Recently, I was at a professional development event learning about the finer points of corporate training. During networking time, I talked with a woman who had been previously laid off, then called back to work for the same company (which is rare for my chosen field). What was her biggest concern? In short, she was trying to figure out how to be happy in her new/old position and not constantly worry about the possibility of getting laid off again.
To Worry, or Not to Worry?
Here in the land of having been laid off from various and sundry positions 6 times over the course of my career, I know from being worried about job loss. Granted, the first time I was laid off, an involuntary job loss was outside of my realm of possibility since it had never personally happened to me. After that, though, once I knew it was a thing, there are many times I’ve worried about being laid off. Maybe it was concerns about market performance, or new management, or rumors about reorganization, or any number of other things that caused my anxiety to kick in.
On the flip side, the times I have been laid off, I have just plain not seen it coming. I’ve been busy dealing with my personal life otherwise falling apart, or too busy working on a must-succeed project, or coming back from vacation to realize that apparently, I was not long for those companies. While I do worry from time to time, instead, I now focus on how to proactively position myself for longer-term career success instead.
An Alternative to Worry
Way back when, I had two operating modes when it came to work: “I’m happy with my job” mode and “I need to find a new job” mode. “I’m happy with my job” mode included excelling at my day-job with a side order of inactivity. “I need to find a new job right this minute” mode is when I started to network, look for career opportunities, dust off my resume, highlight my skills, etc. Now I realize that I needed to change from those two to an all new “working professional” mode—which is a both/and way of being. As a working professional, I still excel in my current role, but I also remember to keep my skill set up to date, continue to make ongoing professional connections, and have a career plan B (and up through about J, honestly) just in case I need it. Regardless of my employment status, this mindset serves me well and helps me live my life without focusing on fear.

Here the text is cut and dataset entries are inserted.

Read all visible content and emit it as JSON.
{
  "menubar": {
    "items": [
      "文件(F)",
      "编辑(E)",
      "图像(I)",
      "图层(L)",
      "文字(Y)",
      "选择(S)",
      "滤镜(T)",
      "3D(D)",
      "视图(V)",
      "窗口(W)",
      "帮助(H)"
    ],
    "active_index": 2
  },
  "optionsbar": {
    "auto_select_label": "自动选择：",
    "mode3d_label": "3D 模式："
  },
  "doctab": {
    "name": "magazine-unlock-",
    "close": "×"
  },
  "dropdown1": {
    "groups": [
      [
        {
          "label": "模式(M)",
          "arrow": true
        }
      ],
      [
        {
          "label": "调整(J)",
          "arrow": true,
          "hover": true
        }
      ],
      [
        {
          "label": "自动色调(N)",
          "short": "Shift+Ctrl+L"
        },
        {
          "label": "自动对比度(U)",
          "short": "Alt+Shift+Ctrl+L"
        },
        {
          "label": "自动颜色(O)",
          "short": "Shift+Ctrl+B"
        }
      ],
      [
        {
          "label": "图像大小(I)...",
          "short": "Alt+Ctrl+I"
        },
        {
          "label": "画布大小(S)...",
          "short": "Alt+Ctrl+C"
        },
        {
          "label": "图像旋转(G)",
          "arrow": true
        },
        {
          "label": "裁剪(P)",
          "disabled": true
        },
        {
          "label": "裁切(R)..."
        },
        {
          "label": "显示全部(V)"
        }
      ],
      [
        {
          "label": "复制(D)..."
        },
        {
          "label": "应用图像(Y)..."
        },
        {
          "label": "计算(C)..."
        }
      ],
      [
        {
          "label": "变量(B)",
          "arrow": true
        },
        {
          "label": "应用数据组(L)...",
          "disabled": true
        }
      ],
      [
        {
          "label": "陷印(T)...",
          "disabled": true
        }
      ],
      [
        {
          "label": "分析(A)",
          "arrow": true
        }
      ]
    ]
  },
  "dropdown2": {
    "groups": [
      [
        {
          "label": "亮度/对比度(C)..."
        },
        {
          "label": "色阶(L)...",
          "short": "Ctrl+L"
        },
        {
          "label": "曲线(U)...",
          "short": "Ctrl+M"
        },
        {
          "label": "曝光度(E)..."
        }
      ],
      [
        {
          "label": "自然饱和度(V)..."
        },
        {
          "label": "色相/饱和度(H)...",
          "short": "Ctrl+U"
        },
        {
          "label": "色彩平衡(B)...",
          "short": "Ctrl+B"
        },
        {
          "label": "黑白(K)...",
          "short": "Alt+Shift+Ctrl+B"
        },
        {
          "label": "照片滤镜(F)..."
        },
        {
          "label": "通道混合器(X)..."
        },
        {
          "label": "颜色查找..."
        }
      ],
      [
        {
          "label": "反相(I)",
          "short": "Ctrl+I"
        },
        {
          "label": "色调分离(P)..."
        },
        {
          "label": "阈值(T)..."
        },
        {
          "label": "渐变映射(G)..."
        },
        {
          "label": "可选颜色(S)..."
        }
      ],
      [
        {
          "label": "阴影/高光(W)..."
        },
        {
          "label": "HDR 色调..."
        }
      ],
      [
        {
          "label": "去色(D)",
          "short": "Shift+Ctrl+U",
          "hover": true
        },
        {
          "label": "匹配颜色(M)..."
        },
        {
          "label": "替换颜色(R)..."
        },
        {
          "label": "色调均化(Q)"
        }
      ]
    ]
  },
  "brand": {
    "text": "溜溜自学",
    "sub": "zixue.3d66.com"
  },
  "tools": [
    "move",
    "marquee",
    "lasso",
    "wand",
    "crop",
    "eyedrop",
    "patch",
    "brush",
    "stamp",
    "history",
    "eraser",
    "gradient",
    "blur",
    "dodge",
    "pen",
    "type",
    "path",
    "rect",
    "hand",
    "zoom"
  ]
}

Learning and Growing
Once upon a time, I planned to be a high school English teacher. While I didn’t end up teaching in a school setting, I use that skill set to help adults who work for businesses learn the knowledge, skills, and abilities that enable them to excel professionally and personally. I’m a lifelong learner, and I literally learn for a living—and help others do the same. I’m always learning new technology, reading up adult education theory, and gaining insights from those around me. In addition to having a formal background in education, I also attend regular professional development meetings, and I constantly read in and outside of my field. I make sure I can speak intelligently about trends in business, education, and beyond. Staying current and continuing to learn and grow keeps me doing well in my current position and future ready. In an ever-changing world, continued professional growth is the best way to manage whatever happens next.
Building (and Tending) My Professional Network
People talk a lot about “networking.” Too often, I think networking is depicted as a superficial act that involves shaking a lot of hands at a nametag laden event where people dread the next day’s “would you like to buy something from me” calls. For me, as an introvert, I approach networking differently. My goal is to build mutually beneficial relationships with people. These relationships are an opportunity to share information, help one another out, and feel more connected.
I keep track of my network using LinkedIn. In the beforetimes (aka pre-pandemic), I would typically meet people in person first, then connect with them via LinkedIn. Now, after I interact with someone via webinar (at a professional development meeting or after we work together for the firs time), I add them to my LinkedIn network. I've also taken a more proactive stance on online networking out of sheer necessity. Regardless of how that connection comes into my life, from there, I’m happy to help a friend of theirs look for a new job, or talk with one of my connections about how they might want design their technical certification program, or answer a question about a job applicant who is a former coworker of mine. I expect to help people in my professional network out, and know that they will be willing to do the same.
Regardless of the role that I’m in, and even if it seems to be going well, I always have a backup plan, and a backup-backup plan, and then a couple more backup plans after those. After many layoffs, and the unique challenges of each, I have a broad sense of the types of situations (like figuring out the health care exchange and determining when it made sense to do short-term contract work) I may need to mitigate. This means being ready to manage possible adversity or taking advantage of opportunities as they become available.
In addition to being proactive with my network, some of the things I’ve thought through have made me better equipped for issues as they arise. Here are a few of the things I’ve contemplated:
What Do You Think?
How do you manage career anxiety? Include your thoughts in the comments.
Brenda is an adaptable learning & development leader, innovative instructional designer, and job search coach.